Xenobia Bailey (1955, Seattle) is one of the artists in the exhibition ‘Fiber: Sculpture 1960-Present’ in ICA Boston, from October 1 till January 4 2015.
Xenobia Bailey studied ethnomusicology at the University of Washington, it was there that her interest in craftsmanship and fabric took full bloom. She worked as a costume designer for the renowned African-American community theater, Black Arts West, until her acceptance into Pratt Institute in Brooklyn in 1974. She received her BA in industrial design while she learned to crochet under needle artist, Bernadette Sonona, after which she began to create and sell colorful crocheted hats inspired by distinctly African-American patterns, themes and hairstyles.
Bailey is best known for her eclectic crochet hats and large scale crochet mandalas, consisting of colorful concentric circles and repeating patterns. Her pieces are often connected to her ongoing project “Paradise Under Reconstruction in the Aesthetic of Funk”. Her designs draw influences from in Africa, China, and Native American and Eastern philosophies, with undertones of the 1970’s funk aesthetic. Her hats have been featured in United Colors of Beneton Ads, on The Cosby Show, and in the Spike Lee film Do the Right Thing (worn by Samuel L. Jackson as DJ Mister Señor Love Daddy).
Bailey has been artist-in-residence at the Studio Museum in Harlem, the Society for Contemporary Craft in Pittsburgh, and the Marie Walsh Sharpe Art Foundation in New York City. Her work has been exhibited at the Studio Museum in Harlem, the Jersey City Museum, the New Museum of Contemporary Art, and the High Museum of Art in Atlanta. Her work is in the permanent collections at Harlem’s Schomberg Center for Research in Black Culture, the Allentown Art Museum, the Museum of Contemporary Arts, and the Museum of Arts and Design.

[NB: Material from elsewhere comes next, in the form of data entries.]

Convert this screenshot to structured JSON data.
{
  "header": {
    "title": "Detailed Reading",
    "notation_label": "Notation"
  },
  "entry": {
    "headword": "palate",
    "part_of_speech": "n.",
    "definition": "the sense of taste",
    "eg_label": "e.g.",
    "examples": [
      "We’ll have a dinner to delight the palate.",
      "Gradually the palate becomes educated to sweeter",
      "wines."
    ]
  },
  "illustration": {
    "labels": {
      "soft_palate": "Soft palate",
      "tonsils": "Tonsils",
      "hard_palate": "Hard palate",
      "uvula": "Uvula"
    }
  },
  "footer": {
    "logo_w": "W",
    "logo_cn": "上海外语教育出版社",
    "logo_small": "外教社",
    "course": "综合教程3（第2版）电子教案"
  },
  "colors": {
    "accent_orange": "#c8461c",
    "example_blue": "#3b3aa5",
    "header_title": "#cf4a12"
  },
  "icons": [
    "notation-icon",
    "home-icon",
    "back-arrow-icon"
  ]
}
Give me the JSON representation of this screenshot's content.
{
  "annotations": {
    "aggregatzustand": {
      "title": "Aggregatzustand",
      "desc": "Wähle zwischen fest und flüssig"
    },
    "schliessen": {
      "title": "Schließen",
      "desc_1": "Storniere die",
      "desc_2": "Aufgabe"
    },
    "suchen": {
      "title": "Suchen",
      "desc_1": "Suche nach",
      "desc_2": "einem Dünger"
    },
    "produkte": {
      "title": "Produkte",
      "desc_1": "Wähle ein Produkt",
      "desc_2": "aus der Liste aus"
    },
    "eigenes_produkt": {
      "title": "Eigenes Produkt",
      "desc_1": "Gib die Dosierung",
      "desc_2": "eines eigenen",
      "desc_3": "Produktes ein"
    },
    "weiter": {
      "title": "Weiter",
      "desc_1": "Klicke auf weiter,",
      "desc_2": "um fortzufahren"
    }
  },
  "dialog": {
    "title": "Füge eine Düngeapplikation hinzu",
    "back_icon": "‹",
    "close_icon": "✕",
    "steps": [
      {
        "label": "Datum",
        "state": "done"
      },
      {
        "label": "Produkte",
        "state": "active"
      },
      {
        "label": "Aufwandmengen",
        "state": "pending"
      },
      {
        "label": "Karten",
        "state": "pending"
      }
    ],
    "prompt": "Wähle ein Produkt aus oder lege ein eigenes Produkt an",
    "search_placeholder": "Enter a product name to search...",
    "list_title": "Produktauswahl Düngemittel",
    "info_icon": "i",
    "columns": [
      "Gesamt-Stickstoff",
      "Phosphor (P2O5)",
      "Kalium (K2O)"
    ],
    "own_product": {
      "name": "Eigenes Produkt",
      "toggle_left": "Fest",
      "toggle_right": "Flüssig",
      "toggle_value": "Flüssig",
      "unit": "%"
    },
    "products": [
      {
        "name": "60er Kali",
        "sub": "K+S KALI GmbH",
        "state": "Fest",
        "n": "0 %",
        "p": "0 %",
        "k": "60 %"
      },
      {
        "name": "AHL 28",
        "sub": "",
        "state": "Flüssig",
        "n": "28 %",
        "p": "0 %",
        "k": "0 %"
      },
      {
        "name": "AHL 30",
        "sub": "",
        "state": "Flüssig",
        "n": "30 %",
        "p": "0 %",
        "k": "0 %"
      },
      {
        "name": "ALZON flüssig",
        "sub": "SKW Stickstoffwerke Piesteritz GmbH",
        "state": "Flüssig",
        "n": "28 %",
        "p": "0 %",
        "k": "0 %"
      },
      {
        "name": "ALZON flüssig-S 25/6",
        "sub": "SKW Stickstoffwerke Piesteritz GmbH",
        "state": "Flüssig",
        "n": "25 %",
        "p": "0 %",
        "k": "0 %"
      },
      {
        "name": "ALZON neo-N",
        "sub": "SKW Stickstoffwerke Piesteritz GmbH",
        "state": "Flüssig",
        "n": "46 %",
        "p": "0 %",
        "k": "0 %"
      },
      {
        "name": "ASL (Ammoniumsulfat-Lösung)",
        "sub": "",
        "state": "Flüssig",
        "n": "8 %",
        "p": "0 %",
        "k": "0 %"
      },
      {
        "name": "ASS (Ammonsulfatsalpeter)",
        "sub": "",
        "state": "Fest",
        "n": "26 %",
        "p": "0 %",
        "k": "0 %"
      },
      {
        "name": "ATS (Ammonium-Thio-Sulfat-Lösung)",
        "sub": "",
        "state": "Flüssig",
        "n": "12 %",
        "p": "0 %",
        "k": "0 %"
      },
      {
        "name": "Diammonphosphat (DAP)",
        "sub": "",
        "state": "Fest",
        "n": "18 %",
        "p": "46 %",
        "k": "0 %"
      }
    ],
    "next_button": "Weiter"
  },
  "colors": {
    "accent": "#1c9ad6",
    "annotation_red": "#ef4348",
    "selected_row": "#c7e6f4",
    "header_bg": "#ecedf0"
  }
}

About the exhibition:
Fiber: Sculpture 1960–present is the first exhibition in 40 years to examine the development of abstraction and dimensionality in fiber art from the mid-twentieth century through to the present. Adapting age-old techniques and traditional materials, artists working in fiber manipulate gravity, light, color, mass, and transparency to demonstrate the infinite transformations and iterations of their material. Early pioneers such as Magdalena Abakanowicz, Sheila Hicks, Lenore Tawney, and Claire Zeisler demonstrated a revolutionary redefinition of fiber art in the 1960s and 70s, showcasing radical, non-representational forms. Fiber: Sculpture 1960–present addresses the cultural and critical forces that contributed to the initial efflorescence of the fiber revolution in the mid-century, its contraction in the 1980s, and its recent reclamation by contemporary artists.
Crisscrossing generations, nationalities, processes, and approaches, the exhibition features approximately 50 works by 34 artists—including works by the aforementioned artists alongside Olga de Amaral, Eva Hesse, Ernesto Neto, Rosemarie Trockel, Anne Wilson, and Haegue Yang—that range from small-scale weavings to immersive environments, all made in fiber.
Olga de Amaral
Alexander da Cunha
Ria van Eyk
Ritzi and Peter Jacobi